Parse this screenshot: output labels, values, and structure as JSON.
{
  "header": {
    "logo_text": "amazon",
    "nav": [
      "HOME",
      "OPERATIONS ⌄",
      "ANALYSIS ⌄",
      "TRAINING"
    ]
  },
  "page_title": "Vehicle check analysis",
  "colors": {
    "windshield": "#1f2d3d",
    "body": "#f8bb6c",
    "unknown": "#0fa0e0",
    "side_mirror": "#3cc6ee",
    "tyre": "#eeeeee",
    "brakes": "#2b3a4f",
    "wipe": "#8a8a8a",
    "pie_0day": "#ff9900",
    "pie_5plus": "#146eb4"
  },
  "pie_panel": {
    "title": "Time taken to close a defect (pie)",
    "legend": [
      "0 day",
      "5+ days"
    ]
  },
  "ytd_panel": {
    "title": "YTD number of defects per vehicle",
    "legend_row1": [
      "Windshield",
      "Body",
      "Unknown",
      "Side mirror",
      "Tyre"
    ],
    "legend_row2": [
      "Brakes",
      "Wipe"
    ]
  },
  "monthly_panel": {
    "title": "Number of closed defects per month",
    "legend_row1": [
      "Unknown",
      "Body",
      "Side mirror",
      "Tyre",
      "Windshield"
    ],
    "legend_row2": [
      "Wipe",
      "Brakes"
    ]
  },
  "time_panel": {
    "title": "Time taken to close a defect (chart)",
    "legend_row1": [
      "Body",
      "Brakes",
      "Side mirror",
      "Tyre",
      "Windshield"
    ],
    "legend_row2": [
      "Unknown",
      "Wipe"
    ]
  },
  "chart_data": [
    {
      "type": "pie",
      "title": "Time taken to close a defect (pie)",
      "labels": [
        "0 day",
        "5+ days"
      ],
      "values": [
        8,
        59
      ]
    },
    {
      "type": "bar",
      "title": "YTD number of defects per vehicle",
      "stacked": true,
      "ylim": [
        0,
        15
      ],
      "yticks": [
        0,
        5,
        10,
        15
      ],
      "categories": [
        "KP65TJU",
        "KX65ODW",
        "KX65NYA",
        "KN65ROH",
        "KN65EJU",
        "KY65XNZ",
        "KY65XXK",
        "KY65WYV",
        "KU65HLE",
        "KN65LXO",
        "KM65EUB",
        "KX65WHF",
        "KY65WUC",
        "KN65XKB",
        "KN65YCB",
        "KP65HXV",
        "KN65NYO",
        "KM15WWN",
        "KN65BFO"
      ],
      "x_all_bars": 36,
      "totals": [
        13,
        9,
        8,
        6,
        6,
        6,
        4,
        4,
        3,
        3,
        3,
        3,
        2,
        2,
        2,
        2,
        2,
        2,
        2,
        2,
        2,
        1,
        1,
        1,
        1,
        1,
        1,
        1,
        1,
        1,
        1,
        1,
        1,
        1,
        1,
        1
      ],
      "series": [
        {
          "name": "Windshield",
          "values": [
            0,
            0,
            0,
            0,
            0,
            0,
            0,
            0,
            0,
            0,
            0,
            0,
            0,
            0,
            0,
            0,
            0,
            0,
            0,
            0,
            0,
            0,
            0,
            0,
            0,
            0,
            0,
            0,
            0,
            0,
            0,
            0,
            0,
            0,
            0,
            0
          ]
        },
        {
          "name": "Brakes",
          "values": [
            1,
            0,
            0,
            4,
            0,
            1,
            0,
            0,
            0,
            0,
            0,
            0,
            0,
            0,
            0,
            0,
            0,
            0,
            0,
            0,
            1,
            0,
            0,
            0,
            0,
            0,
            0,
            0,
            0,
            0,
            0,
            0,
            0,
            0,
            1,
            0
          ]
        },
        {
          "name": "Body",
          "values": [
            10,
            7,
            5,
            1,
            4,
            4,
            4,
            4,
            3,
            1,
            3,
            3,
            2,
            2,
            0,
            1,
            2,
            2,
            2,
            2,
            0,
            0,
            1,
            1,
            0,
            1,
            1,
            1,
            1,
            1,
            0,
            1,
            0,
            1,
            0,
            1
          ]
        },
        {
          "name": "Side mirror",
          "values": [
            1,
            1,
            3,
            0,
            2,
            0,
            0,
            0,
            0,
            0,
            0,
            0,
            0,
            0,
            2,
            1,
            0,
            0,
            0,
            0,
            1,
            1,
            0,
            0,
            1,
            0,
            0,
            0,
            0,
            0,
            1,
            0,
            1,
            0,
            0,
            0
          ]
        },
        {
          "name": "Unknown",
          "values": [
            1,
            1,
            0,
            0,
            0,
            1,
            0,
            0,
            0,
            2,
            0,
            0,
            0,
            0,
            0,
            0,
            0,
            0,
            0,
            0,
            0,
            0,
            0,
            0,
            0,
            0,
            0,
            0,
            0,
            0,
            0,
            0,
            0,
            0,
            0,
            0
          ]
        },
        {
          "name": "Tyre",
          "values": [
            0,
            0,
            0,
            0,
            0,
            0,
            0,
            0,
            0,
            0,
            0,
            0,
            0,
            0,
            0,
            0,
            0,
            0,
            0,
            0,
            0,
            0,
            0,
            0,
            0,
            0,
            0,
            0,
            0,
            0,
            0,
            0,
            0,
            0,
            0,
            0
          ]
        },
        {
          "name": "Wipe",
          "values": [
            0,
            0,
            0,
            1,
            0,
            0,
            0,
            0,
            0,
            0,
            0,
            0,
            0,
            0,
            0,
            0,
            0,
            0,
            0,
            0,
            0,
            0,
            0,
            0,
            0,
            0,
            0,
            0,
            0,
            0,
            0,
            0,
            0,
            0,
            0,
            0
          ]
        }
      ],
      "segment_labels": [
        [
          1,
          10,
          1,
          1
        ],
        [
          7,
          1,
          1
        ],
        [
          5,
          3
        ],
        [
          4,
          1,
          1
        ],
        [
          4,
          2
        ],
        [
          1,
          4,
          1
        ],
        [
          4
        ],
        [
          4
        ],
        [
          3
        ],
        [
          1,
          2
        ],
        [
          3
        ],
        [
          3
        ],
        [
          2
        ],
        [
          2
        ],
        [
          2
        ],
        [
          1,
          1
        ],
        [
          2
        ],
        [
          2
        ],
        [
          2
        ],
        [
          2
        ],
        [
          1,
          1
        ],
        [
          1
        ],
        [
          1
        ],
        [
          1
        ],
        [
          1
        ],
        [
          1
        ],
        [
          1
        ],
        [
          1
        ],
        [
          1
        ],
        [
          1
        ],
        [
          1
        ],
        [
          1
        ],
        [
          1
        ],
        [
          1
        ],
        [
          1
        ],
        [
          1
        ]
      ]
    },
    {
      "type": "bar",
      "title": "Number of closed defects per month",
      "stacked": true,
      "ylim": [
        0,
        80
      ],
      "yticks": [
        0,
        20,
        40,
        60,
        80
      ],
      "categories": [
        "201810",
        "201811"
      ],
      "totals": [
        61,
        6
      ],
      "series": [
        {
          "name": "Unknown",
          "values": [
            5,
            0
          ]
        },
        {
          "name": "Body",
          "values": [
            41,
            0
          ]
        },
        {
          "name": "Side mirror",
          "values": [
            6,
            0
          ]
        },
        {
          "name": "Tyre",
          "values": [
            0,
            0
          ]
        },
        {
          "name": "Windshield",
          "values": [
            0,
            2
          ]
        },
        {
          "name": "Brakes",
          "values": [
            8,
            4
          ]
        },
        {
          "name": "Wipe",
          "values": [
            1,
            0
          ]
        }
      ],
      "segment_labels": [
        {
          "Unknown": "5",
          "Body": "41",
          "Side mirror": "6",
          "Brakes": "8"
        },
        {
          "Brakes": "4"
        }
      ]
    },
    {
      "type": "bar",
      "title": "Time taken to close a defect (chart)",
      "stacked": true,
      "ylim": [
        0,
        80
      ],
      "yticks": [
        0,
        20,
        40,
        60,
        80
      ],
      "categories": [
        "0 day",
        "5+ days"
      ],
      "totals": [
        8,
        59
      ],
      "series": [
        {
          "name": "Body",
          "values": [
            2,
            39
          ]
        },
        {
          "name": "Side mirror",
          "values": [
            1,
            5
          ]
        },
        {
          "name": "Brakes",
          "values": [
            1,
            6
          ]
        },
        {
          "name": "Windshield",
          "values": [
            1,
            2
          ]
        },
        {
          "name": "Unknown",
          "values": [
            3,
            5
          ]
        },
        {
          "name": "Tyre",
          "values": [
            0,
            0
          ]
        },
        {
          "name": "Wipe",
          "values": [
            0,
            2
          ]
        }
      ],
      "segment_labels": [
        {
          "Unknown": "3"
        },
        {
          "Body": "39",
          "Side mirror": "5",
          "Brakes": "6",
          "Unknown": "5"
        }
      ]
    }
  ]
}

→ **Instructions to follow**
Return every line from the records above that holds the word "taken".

→ **Your solution**
    "title": "Time taken to close a defect (pie)",
    "title": "Time taken to close a defect (chart)",
      "title": "Time taken to close a defect (pie)",
      "title": "Time taken to close a defect (chart)",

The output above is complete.